In the material below, identify each line bearing the word "content". Reproduce those lines.

[Opening Data for this task section]

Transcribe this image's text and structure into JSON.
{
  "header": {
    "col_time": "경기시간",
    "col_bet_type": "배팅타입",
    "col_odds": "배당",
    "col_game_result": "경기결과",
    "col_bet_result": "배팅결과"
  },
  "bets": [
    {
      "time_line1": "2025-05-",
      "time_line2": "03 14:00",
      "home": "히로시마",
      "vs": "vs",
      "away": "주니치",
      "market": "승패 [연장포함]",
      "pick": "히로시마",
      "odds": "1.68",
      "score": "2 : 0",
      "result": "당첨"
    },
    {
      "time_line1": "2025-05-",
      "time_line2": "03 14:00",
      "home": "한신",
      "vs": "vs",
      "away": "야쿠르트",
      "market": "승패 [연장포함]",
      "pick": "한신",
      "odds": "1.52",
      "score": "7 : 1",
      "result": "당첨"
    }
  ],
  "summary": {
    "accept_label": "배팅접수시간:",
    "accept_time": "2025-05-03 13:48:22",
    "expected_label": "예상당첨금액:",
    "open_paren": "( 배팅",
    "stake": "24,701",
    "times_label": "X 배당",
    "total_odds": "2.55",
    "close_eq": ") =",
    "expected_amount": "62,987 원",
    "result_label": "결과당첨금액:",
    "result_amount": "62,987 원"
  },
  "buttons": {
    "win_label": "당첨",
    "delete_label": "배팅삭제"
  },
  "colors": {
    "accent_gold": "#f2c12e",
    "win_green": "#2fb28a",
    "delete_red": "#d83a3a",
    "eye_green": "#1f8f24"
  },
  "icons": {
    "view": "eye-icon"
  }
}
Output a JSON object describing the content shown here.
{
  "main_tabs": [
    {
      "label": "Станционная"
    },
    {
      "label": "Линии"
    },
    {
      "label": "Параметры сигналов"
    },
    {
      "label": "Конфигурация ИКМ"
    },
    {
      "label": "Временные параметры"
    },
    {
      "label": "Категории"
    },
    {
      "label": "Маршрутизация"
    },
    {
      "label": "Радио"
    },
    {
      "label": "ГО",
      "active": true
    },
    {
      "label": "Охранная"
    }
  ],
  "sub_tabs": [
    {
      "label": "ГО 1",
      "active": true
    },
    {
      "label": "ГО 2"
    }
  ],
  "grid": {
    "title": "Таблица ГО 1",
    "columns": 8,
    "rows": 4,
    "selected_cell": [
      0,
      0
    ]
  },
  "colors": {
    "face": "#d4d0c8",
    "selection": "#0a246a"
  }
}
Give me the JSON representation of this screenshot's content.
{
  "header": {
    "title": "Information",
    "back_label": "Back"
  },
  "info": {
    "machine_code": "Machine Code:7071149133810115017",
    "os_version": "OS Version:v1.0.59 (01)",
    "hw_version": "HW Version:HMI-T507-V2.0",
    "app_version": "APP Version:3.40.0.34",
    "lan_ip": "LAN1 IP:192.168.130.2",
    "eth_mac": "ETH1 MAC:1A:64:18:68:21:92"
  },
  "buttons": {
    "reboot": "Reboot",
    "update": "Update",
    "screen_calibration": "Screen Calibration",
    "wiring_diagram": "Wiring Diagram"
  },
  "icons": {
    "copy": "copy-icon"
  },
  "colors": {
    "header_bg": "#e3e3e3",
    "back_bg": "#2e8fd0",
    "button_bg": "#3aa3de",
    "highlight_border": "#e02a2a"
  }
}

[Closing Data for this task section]

_Response below_
Output a JSON object describing the content shown here.
Give me the JSON representation of this screenshot's content.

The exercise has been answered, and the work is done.